Effects of Bempedoic Acid on Markers of Inflammation and Lp(a)

Quick Takes

  • Bempedoic acid appears to consistently reduce LDL-C and hsCRP, in a pattern similar to that seen with statin therapy, suggesting it acts through a hepatic mechanism similar to but upstream from statins.
  • Bempedoic acid-associated reductions in hsCRP appear to be independent of its effects on lipid levels.
  • Bempedoic acid has the potential to be useful in patients with residual inflammatory risk or residual cholesterol risk. In light of recently published results from the CLEAR Outcomes trial, expanded indications for bempedoic acid for cardiovascular risk reduction might be anticipated in the future.

Study Questions:

How does bempedoic acid affect inflammatory markers in patients with residual inflammatory risk?


The original CLEAR Harmony study enrolled patients on maximally tolerated statin therapy who had atherosclerotic cardiovascular disease (ASCVD) and/or heterogeneous familial hypercholesterolemia. Participants were randomized in 2:1 fashion to oral bempedoic acid 180 mg daily or placebo. Lipid parameters and high-sensitivity C-reactive protein (hsCRP) were assessed in all patients at both baseline and week 12. This secondary analysis of the CLEAR Harmony study assessed outcomes in the participants with residual inflammatory risk, characterized by baseline hsCRP level ≥2 mg/L. Additional evaluations of fibrinogen, interleukin-6 (IL-6), and lipoprotein(a) [Lp(a)] were performed.

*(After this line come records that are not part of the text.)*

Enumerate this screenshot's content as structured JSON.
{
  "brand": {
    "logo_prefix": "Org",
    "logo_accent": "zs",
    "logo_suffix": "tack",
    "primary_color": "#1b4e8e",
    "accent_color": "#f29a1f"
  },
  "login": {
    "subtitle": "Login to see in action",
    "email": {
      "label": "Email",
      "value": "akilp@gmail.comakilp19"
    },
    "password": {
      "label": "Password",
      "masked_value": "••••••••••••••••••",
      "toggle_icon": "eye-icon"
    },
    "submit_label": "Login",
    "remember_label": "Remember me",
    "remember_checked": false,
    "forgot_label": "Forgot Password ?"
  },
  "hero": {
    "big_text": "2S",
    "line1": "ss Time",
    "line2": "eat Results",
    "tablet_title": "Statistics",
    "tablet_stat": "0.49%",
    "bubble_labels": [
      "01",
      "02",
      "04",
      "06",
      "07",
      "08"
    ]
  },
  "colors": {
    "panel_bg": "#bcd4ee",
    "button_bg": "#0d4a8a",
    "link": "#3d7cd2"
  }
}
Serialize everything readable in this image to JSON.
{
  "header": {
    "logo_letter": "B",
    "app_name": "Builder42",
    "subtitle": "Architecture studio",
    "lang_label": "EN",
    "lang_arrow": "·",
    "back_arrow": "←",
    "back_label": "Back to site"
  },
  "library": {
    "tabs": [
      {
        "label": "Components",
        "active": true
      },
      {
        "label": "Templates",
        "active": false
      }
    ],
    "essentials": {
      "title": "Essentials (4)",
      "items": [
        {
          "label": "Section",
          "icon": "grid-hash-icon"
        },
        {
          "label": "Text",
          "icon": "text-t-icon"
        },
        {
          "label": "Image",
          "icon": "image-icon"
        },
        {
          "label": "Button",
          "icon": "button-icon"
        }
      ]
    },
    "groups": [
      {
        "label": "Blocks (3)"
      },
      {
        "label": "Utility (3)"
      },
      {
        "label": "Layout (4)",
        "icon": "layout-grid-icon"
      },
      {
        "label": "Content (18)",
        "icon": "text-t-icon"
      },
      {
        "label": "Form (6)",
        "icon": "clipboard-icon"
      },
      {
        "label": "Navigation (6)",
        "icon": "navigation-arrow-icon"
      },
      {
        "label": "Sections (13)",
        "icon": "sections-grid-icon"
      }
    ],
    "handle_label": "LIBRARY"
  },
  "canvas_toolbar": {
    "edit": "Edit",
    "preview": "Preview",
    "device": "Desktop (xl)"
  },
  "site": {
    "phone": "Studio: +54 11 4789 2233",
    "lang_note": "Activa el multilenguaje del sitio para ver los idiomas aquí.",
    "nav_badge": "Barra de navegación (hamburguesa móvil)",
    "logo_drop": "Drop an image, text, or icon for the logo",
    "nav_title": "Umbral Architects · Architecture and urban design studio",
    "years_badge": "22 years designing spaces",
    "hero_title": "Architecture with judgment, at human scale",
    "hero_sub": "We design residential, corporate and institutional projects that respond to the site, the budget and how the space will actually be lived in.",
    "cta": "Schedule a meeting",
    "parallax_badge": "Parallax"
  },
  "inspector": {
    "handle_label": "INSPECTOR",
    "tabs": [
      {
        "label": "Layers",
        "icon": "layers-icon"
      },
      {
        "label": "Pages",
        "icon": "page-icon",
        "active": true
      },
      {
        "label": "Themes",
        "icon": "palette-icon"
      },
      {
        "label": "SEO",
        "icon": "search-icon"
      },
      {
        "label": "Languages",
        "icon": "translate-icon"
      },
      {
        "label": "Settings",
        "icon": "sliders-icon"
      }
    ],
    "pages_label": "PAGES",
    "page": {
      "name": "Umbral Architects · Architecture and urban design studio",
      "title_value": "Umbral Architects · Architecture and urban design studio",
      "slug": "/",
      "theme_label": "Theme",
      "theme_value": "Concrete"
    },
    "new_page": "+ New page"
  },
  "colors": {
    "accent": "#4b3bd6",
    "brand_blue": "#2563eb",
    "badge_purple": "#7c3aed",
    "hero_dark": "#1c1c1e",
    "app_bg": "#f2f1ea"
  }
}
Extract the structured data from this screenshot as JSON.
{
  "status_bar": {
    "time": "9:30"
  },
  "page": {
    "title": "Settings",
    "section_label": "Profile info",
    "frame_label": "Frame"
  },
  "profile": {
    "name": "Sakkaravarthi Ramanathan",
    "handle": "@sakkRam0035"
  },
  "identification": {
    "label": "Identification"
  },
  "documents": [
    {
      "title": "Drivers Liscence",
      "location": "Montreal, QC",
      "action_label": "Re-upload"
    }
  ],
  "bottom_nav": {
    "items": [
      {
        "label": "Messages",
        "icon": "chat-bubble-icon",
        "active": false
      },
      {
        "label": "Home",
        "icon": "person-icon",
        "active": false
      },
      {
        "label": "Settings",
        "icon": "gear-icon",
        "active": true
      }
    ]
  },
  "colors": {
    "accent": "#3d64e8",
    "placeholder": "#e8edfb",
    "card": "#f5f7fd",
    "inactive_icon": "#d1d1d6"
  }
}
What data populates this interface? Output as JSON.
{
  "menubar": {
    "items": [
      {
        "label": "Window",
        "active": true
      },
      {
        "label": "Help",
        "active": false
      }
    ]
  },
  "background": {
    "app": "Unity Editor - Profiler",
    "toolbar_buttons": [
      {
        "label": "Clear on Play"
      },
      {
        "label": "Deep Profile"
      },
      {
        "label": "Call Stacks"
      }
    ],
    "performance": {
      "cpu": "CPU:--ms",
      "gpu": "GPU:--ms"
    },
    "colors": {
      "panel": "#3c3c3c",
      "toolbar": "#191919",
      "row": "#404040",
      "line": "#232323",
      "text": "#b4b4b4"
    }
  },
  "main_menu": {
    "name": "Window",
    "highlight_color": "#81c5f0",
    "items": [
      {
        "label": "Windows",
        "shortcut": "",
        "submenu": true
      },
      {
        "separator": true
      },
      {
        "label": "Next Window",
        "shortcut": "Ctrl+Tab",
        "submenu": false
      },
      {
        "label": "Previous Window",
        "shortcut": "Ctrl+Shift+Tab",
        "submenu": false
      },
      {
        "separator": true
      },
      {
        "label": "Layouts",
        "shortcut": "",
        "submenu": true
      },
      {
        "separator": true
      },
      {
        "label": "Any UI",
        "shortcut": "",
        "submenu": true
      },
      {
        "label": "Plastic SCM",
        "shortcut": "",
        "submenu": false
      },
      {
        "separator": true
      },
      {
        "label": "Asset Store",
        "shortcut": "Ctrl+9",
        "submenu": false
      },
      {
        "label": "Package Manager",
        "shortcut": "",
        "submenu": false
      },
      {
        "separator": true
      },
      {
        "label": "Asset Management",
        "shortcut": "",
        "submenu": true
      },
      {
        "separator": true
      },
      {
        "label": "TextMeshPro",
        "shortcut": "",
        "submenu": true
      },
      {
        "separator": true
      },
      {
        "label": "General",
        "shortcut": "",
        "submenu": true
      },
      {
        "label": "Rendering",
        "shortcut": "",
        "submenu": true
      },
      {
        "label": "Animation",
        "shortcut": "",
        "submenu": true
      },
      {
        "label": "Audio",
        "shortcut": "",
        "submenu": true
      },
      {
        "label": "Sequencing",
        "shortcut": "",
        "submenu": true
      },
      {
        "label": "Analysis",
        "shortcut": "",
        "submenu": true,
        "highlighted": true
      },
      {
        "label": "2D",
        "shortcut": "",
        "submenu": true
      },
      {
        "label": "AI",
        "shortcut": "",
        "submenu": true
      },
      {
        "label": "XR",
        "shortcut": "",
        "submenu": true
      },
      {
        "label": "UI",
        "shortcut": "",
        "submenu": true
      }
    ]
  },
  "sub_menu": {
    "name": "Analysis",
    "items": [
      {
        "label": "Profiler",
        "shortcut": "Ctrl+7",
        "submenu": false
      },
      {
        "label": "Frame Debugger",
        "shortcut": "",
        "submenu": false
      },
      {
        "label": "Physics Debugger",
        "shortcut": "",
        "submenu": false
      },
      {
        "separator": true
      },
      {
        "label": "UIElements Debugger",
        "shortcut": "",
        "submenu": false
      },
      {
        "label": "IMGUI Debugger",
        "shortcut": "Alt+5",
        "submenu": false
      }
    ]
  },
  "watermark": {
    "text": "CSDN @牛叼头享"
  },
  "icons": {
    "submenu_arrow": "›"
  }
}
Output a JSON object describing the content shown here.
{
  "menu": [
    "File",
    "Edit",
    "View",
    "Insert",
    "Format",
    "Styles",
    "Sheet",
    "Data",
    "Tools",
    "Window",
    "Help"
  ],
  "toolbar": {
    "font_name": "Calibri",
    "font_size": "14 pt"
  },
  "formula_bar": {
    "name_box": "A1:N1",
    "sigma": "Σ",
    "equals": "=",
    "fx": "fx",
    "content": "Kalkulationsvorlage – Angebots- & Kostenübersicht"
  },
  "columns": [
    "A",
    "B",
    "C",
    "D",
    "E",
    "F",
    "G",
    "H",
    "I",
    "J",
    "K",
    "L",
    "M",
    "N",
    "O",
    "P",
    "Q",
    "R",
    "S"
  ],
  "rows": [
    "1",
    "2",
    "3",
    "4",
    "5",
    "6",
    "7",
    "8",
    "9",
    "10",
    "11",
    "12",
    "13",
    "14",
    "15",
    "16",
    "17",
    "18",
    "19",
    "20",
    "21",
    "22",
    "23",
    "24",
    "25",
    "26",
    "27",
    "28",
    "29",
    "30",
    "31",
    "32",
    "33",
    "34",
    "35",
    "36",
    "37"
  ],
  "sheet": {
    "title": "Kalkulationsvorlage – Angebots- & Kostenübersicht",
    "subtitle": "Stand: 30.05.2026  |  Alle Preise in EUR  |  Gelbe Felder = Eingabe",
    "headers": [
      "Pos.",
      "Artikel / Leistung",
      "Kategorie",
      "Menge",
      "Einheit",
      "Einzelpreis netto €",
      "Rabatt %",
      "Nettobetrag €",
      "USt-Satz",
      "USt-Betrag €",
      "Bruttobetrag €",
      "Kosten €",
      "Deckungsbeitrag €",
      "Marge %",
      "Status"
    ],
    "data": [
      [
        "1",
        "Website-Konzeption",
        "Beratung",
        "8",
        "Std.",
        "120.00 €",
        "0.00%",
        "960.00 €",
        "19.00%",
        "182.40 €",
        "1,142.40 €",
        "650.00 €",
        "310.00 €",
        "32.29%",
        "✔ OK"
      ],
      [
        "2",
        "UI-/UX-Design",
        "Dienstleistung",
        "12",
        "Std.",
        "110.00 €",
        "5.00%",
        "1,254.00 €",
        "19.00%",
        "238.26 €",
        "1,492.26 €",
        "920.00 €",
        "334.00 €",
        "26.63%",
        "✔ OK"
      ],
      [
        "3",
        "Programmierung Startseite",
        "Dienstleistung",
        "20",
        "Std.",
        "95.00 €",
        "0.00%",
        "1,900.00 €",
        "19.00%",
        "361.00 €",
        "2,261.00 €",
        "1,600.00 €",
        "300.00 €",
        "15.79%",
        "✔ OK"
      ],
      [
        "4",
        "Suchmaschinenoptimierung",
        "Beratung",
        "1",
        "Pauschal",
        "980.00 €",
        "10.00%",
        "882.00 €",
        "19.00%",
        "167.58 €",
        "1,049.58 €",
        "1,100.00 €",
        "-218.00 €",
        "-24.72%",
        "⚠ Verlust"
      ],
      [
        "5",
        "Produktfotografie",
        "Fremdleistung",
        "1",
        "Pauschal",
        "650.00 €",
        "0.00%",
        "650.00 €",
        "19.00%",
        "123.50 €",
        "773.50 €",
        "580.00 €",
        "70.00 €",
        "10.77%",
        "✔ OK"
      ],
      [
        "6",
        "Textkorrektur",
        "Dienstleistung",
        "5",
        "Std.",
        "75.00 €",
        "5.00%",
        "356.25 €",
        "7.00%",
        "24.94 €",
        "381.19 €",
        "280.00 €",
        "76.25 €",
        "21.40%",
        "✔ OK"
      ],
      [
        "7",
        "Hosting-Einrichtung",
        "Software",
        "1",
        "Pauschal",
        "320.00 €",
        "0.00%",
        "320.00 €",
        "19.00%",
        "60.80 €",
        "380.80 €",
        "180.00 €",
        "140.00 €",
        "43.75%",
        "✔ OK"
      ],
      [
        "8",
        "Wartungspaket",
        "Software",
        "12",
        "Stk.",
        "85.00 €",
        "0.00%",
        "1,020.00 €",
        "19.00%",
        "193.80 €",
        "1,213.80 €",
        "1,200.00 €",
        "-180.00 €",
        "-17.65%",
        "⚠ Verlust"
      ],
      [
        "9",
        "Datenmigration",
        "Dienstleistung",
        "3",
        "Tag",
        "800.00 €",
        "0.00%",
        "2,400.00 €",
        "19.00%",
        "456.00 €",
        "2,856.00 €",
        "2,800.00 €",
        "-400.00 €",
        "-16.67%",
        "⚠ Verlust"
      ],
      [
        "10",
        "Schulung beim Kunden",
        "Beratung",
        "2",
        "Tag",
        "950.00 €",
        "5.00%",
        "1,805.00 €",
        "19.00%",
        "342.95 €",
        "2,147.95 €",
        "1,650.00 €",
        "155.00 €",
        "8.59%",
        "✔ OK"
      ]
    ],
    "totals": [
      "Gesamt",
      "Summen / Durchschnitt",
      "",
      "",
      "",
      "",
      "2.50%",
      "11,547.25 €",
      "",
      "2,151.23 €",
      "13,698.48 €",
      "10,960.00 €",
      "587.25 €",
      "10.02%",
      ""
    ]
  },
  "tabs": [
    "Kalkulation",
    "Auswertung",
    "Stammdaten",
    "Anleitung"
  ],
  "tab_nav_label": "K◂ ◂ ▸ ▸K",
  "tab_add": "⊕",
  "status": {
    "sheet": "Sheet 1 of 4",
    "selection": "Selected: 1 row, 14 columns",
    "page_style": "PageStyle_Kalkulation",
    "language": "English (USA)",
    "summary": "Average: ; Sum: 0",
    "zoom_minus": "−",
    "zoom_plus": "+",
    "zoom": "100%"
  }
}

This analysis included 817 patients with baseline hsCRP ≥2 mg/L, including 542 who received bempedoic acid and 275 who received placebo. Baseline characteristics were similar in both treatment groups and were similar to those of participants in the original CLEAR Harmony trial, with the exception of higher baseline hsCRP levels. Bempedoic acid reduced hsCRP levels at 12 weeks by a median of 1.66 mg/L. The placebo-corrected difference was –26.5% (95% confidence interval [CI], −34.8 to −18.4; p < 0.0001). Bempedoic acid did not significantly lower IL-6 or fibrinogen and had no clinically important impact on Lp(a).

Bempedoic acid reduced low-density lipoprotein cholesterol (LDL-C) at 12 weeks by a median of 20.8 mg/dL, with a placebo-corrected difference of –21.1% (95% CI, −23.7% to −18.5%; p < 0.0001). Placebo-corrected differences for other lipid parameters were −14.3% for non–high-density lipoprotein cholesterol (non–HDL-C), −12.8% for total cholesterol; −8.3% for HDL-C; −13.1% for apolipoprotein B; and 8.0% for triglycerides (p ≤ 0.0003 for all). The investigators observed minimal correlation between reductions in hsCRP and reductions in LDL-C.


Although bempedoic acid significantly lowered LDL-C and hsCRP, it did not significantly lower fibrinogen or IL-6, a pattern of findings similar to prior statin studies. In this trial, patients were receiving moderate- or high-intensity statin therapy; however, other bempedoic acid trials have shown similar reductions in hsCRP in patients not on statins. Data from this trial and others support the concept that bempedoic acid acts largely upstream in the same pathway as statins, reducing both LDL-C and hsCRP and that bempedoic acid-associated changes in hsCRP are independent of its effects on lipid levels. Bempedoic acid may prove to be a useful intervention for patients with residual cholesterol risk and residual inflammatory risk.


Bempedoic acid is currently approved by the US Food and Drug Administration as an adjunct to diet and maximally tolerated statin therapy for the treatment of adults with heterozygous familial hypercholesterolemia or established ASCVD who require additional lowering of LDL-C. Expanded indications (i.e., for cardiovascular risk reduction in statin-intolerant patients with ASCVD or at high risk of ASCVD) for bempedoic acid might be anticipated in the future based on recently published results from the CLEAR Outcomes trial. Bempedoic acid has a low incidence of muscle-related adverse events, is supplied as a once-daily oral pill alone or in combination with ezetimibe, and can be taken with or without meals.

Clinical Topics: Diabetes and Cardiometabolic Disease, Dyslipidemia, Prevention, Advanced Lipid Testing, Homozygous Familial Hypercholesterolemia, Hypertriglyceridemia, Lipid Metabolism, Nonstatins, Novel Agents, Primary Hyperlipidemia, Statins

Keywords: Atherosclerosis, Apolipoproteins B, Cholesterol, LDL, Cholesterol, HDL, C-Reactive Protein, Dyslipidemias, Fibrinogen, Hydroxymethylglutaryl-CoA Reductase Inhibitors, Hypercholesterolemia, Hyperlipoproteinemia Type III, Inflammation, Interleukin-6, Lipids, Lipoprotein(a), Patient Care Team, Primary Prevention, Risk Factors, Triglycerides

< Back to Listings